#### DATA SECTION
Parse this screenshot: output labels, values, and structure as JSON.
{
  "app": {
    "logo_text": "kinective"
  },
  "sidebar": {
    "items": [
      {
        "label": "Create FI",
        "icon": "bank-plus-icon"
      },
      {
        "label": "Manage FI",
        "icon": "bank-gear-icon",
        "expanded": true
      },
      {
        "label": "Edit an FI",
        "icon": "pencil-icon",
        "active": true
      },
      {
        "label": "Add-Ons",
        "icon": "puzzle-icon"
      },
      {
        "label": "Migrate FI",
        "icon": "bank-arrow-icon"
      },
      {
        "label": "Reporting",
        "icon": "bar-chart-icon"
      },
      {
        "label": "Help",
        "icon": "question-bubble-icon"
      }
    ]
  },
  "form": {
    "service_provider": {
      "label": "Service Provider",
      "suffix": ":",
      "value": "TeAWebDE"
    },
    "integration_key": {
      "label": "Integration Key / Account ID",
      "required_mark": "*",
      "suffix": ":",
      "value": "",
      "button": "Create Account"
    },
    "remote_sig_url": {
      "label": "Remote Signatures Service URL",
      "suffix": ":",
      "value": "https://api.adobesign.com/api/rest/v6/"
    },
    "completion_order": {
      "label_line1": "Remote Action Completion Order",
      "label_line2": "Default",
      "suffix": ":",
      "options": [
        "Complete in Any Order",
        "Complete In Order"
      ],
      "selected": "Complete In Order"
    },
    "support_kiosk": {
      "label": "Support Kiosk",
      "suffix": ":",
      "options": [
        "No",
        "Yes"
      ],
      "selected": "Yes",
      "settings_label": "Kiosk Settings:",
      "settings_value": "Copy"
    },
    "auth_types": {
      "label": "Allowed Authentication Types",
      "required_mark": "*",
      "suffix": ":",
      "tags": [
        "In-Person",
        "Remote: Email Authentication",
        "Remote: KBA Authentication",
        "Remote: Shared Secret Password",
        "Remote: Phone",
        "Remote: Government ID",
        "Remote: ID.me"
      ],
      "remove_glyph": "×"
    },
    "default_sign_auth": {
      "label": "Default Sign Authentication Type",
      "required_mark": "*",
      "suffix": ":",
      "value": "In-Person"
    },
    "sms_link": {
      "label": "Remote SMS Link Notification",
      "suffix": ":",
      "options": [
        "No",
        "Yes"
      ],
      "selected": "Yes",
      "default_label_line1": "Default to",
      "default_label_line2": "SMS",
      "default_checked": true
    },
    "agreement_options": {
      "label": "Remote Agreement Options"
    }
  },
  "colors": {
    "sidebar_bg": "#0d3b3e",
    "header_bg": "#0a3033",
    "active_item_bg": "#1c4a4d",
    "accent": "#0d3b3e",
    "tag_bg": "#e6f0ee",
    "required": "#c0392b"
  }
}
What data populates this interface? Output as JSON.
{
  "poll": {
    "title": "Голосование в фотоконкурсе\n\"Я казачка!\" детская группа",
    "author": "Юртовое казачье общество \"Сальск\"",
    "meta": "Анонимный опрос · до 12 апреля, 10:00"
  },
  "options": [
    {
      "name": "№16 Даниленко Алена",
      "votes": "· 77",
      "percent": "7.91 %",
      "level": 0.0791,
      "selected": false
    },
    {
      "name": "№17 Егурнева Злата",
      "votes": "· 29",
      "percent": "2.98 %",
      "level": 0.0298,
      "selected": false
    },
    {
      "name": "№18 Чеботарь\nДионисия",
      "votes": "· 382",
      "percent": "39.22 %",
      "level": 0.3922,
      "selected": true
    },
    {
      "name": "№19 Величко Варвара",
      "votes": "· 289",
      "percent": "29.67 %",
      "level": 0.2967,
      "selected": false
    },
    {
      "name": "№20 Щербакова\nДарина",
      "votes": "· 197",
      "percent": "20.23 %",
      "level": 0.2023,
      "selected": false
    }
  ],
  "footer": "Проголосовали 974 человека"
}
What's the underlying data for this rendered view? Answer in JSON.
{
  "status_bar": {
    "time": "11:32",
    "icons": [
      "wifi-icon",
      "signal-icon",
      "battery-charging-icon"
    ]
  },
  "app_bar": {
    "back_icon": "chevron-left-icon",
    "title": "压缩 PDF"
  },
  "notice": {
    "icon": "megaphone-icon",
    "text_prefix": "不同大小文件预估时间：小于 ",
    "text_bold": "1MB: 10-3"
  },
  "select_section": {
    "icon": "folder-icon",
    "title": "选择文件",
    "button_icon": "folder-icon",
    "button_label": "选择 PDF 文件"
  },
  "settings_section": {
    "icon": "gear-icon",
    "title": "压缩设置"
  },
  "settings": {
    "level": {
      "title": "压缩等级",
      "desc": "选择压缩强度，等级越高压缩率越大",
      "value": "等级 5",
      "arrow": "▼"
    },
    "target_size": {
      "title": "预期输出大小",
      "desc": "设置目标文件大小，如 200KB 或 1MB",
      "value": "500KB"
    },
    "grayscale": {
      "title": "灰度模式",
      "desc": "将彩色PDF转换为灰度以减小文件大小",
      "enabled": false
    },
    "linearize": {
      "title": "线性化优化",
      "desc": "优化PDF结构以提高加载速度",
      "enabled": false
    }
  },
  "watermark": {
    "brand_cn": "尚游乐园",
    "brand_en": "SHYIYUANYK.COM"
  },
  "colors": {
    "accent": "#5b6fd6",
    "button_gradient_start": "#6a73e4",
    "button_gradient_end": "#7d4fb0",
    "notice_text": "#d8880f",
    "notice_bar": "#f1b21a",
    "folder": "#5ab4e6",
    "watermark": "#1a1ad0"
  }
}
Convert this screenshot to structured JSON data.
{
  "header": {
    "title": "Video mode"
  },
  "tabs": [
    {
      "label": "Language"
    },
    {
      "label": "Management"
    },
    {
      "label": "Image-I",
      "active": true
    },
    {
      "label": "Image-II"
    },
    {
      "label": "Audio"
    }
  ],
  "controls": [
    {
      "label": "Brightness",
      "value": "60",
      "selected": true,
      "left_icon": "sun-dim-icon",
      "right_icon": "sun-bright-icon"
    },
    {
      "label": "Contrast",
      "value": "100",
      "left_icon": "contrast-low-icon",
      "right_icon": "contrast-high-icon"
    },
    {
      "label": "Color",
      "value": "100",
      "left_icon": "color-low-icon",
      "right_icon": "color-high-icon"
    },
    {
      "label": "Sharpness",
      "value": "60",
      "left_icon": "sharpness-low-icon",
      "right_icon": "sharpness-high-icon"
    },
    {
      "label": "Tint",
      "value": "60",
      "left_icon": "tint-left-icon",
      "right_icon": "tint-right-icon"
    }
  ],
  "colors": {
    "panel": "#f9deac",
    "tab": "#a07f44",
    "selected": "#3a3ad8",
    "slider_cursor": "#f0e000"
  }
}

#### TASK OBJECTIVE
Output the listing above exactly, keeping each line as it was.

#### RESPONSE FOR THIS EXERCISE
Parse this screenshot: output labels, values, and structure as JSON.
{
  "app": {
    "logo_text": "kinective"
  },
  "sidebar": {
    "items": [
      {
        "label": "Create FI",
        "icon": "bank-plus-icon"
      },
      {
        "label": "Manage FI",
        "icon": "bank-gear-icon",
        "expanded": true
      },
      {
        "label": "Edit an FI",
        "icon": "pencil-icon",
        "active": true
      },
      {
        "label": "Add-Ons",
        "icon": "puzzle-icon"
      },
      {
        "label": "Migrate FI",
        "icon": "bank-arrow-icon"
      },
      {
        "label": "Reporting",
        "icon": "bar-chart-icon"
      },
      {
        "label": "Help",
        "icon": "question-bubble-icon"
      }
    ]
  },
  "form": {
    "service_provider": {
      "label": "Service Provider",
      "suffix": ":",
      "value": "TeAWebDE"
    },
    "integration_key": {
      "label": "Integration Key / Account ID",
      "required_mark": "*",
      "suffix": ":",
      "value": "",
      "button": "Create Account"
    },
    "remote_sig_url": {
      "label": "Remote Signatures Service URL",
      "suffix": ":",
      "value": "https://api.adobesign.com/api/rest/v6/"
    },
    "completion_order": {
      "label_line1": "Remote Action Completion Order",
      "label_line2": "Default",
      "suffix": ":",
      "options": [
        "Complete in Any Order",
        "Complete In Order"
      ],
      "selected": "Complete In Order"
    },
    "support_kiosk": {
      "label": "Support Kiosk",
      "suffix": ":",
      "options": [
        "No",
        "Yes"
      ],
      "selected": "Yes",
      "settings_label": "Kiosk Settings:",
      "settings_value": "Copy"
    },
    "auth_types": {
      "label": "Allowed Authentication Types",
      "required_mark": "*",
      "suffix": ":",
      "tags": [
        "In-Person",
        "Remote: Email Authentication",
        "Remote: KBA Authentication",
        "Remote: Shared Secret Password",
        "Remote: Phone",
        "Remote: Government ID",
        "Remote: ID.me"
      ],
      "remove_glyph": "×"
    },
    "default_sign_auth": {
      "label": "Default Sign Authentication Type",
      "required_mark": "*",
      "suffix": ":",
      "value": "In-Person"
    },
    "sms_link": {
      "label": "Remote SMS Link Notification",
      "suffix": ":",
      "options": [
        "No",
        "Yes"
      ],
      "selected": "Yes",
      "default_label_line1": "Default to",
      "default_label_line2": "SMS",
      "default_checked": true
    },
    "agreement_options": {
      "label": "Remote Agreement Options"
    }
  },
  "colors": {
    "sidebar_bg": "#0d3b3e",
    "header_bg": "#0a3033",
    "active_item_bg": "#1c4a4d",
    "accent": "#0d3b3e",
    "tag_bg": "#e6f0ee",
    "required": "#c0392b"
  }
}
What data populates this interface? Output as JSON.
{
  "poll": {
    "title": "Голосование в фотоконкурсе\n\"Я казачка!\" детская группа",
    "author": "Юртовое казачье общество \"Сальск\"",
    "meta": "Анонимный опрос · до 12 апреля, 10:00"
  },
  "options": [
    {
      "name": "№16 Даниленко Алена",
      "votes": "· 77",
      "percent": "7.91 %",
      "level": 0.0791,
      "selected": false
    },
    {
      "name": "№17 Егурнева Злата",
      "votes": "· 29",
      "percent": "2.98 %",
      "level": 0.0298,
      "selected": false
    },
    {
      "name": "№18 Чеботарь\nДионисия",
      "votes": "· 382",
      "percent": "39.22 %",
      "level": 0.3922,
      "selected": true
    },
    {
      "name": "№19 Величко Варвара",
      "votes": "· 289",
      "percent": "29.67 %",
      "level": 0.2967,
      "selected": false
    },
    {
      "name": "№20 Щербакова\nДарина",
      "votes": "· 197",
      "percent": "20.23 %",
      "level": 0.2023,
      "selected": false
    }
  ],
  "footer": "Проголосовали 974 человека"
}
What's the underlying data for this rendered view? Answer in JSON.
{
  "status_bar": {
    "time": "11:32",
    "icons": [
      "wifi-icon",
      "signal-icon",
      "battery-charging-icon"
    ]
  },
  "app_bar": {
    "back_icon": "chevron-left-icon",
    "title": "压缩 PDF"
  },
  "notice": {
    "icon": "megaphone-icon",
    "text_prefix": "不同大小文件预估时间：小于 ",
    "text_bold": "1MB: 10-3"
  },
  "select_section": {
    "icon": "folder-icon",
    "title": "选择文件",
    "button_icon": "folder-icon",
    "button_label": "选择 PDF 文件"
  },
  "settings_section": {
    "icon": "gear-icon",
    "title": "压缩设置"
  },
  "settings": {
    "level": {
      "title": "压缩等级",
      "desc": "选择压缩强度，等级越高压缩率越大",
      "value": "等级 5",
      "arrow": "▼"
    },
    "target_size": {
      "title": "预期输出大小",
      "desc": "设置目标文件大小，如 200KB 或 1MB",
      "value": "500KB"
    },
    "grayscale": {
      "title": "灰度模式",
      "desc": "将彩色PDF转换为灰度以减小文件大小",
      "enabled": false
    },
    "linearize": {
      "title": "线性化优化",
      "desc": "优化PDF结构以提高加载速度",
      "enabled": false
    }
  },
  "watermark": {
    "brand_cn": "尚游乐园",
    "brand_en": "SHYIYUANYK.COM"
  },
  "colors": {
    "accent": "#5b6fd6",
    "button_gradient_start": "#6a73e4",
    "button_gradient_end": "#7d4fb0",
    "notice_text": "#d8880f",
    "notice_bar": "#f1b21a",
    "folder": "#5ab4e6",
    "watermark": "#1a1ad0"
  }
}
Convert this screenshot to structured JSON data.
{
  "header": {
    "title": "Video mode"
  },
  "tabs": [
    {
      "label": "Language"
    },
    {
      "label": "Management"
    },
    {
      "label": "Image-I",
      "active": true
    },
    {
      "label": "Image-II"
    },
    {
      "label": "Audio"
    }
  ],
  "controls": [
    {
      "label": "Brightness",
      "value": "60",
      "selected": true,
      "left_icon": "sun-dim-icon",
      "right_icon": "sun-bright-icon"
    },
    {
      "label": "Contrast",
      "value": "100",
      "left_icon": "contrast-low-icon",
      "right_icon": "contrast-high-icon"
    },
    {
      "label": "Color",
      "value": "100",
      "left_icon": "color-low-icon",
      "right_icon": "color-high-icon"
    },
    {
      "label": "Sharpness",
      "value": "60",
      "left_icon": "sharpness-low-icon",
      "right_icon": "sharpness-high-icon"
    },
    {
      "label": "Tint",
      "value": "60",
      "left_icon": "tint-left-icon",
      "right_icon": "tint-right-icon"
    }
  ],
  "colors": {
    "panel": "#f9deac",
    "tab": "#a07f44",
    "selected": "#3a3ad8",
    "slider_cursor": "#f0e000"
  }
}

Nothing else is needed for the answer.